Two decades after Marcos was chased from power, he still draws the faithful and the curious from this farming town. Displayed in an adobe mausoleum, his lavishly waxed corpse lies in a family tribute, bedecked in military medals and surrounded by faux flowers while Gregorian chants echo softly. Scores of school children visit nearly everyday, filing past souvenir peddlers for a look of the deposed dictator whom residents of Ilocos Norte province fondly call “Apo,” or the Old man.
Ferdinand Edralín Marcos (September 11, 1917 – September 28, 1989) was the tenth president of the Philippines, serving from 1965 to 1986. In 1972, he instituted an authoritarian regime that allowed him to stay in power until lifting it in 1981. He was elected the same year to another full term which was marred by personal health issues, political mismanagement and human rights violations by the military. In 1986, he was re-elected for the fourth time in a disputed snap election. As a result, that same year he was removed from office peacefully by the “People Power” EDSA Revolution. He has the distinction of being the last Senate President to be elected to the presidency and being the first president to be elected to two consecutive full terms.
Ferdinand Marcos was born in Sarrat, Ilocos Norte to Don Mariano Marcos, a lawyer who was an assemblyman for Ilocos Norte, and Doña Josefa Quetulio Edralín, a teacher. He was the second of four children. His siblings were Pacífico, Elizabeth and Fortuna. He was of mixed Filipino (Ilocano), Chinese, and Japanese ancestry. He started his primary education in Sarrat Central School. He was transferred to Shamrock Elementary School (Laoag), and finally to the Ermita Elementary School (Manila) when his father was elected as an Assemblyman in the Philippine Congress. He completed his primary education in 1929.

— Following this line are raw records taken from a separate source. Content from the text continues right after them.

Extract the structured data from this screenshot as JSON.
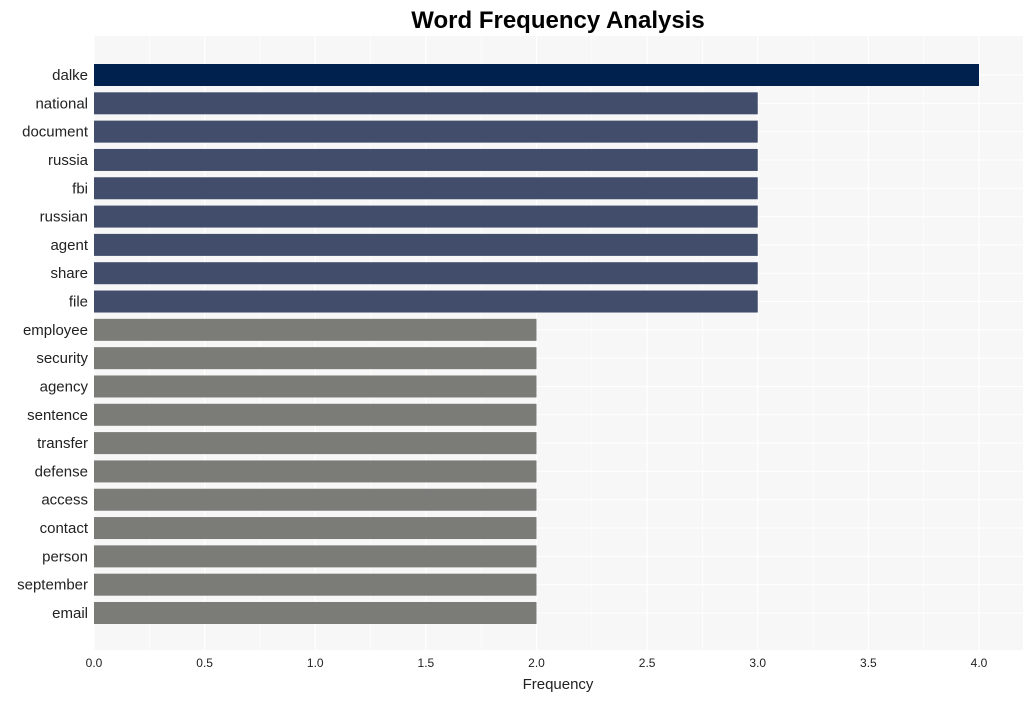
{
  "chart_data": {
    "type": "bar",
    "orientation": "horizontal",
    "title": "Word Frequency Analysis",
    "xlabel": "Frequency",
    "ylabel": "",
    "xlim": [
      0,
      4.2
    ],
    "xticks": [
      "0.0",
      "0.5",
      "1.0",
      "1.5",
      "2.0",
      "2.5",
      "3.0",
      "3.5",
      "4.0"
    ],
    "grid": true,
    "categories": [
      "dalke",
      "national",
      "document",
      "russia",
      "fbi",
      "russian",
      "agent",
      "share",
      "file",
      "employee",
      "security",
      "agency",
      "sentence",
      "transfer",
      "defense",
      "access",
      "contact",
      "person",
      "september",
      "email"
    ],
    "values": [
      4,
      3,
      3,
      3,
      3,
      3,
      3,
      3,
      3,
      2,
      2,
      2,
      2,
      2,
      2,
      2,
      2,
      2,
      2,
      2
    ],
    "colors": {
      "top": "#00204e",
      "mid": "#414d6b",
      "low": "#7b7b78",
      "background": "#f7f7f7",
      "grid": "#ffffff"
    }
  }
}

He served as 3rd lieutenant in the Philippine Constabulary Reserve in 1937. The same year, when he was still a law student at the University of the Philippines, Marcos was indicted for the assassination of Assemblyman Julio Nalundasan, one of his father’s political rivals. Marcos was convicted in November 1939. He was offered a pardon by President Manuel Quezon, but he turned it down and voluntarily returned to the Laoag Provincial Jail where he spent time preparing his defense. On appeal, he argued his case before the Philippine Supreme Court and was acquitted the following year by then-Associate Justice Jose P. Laurel. In the University of the Philippines, Marcos was a member of the Upsilon Sigma Phi. After graduating with cum laude honors in 1939, he became the topnotcher of the Philippine bar examinations the same year.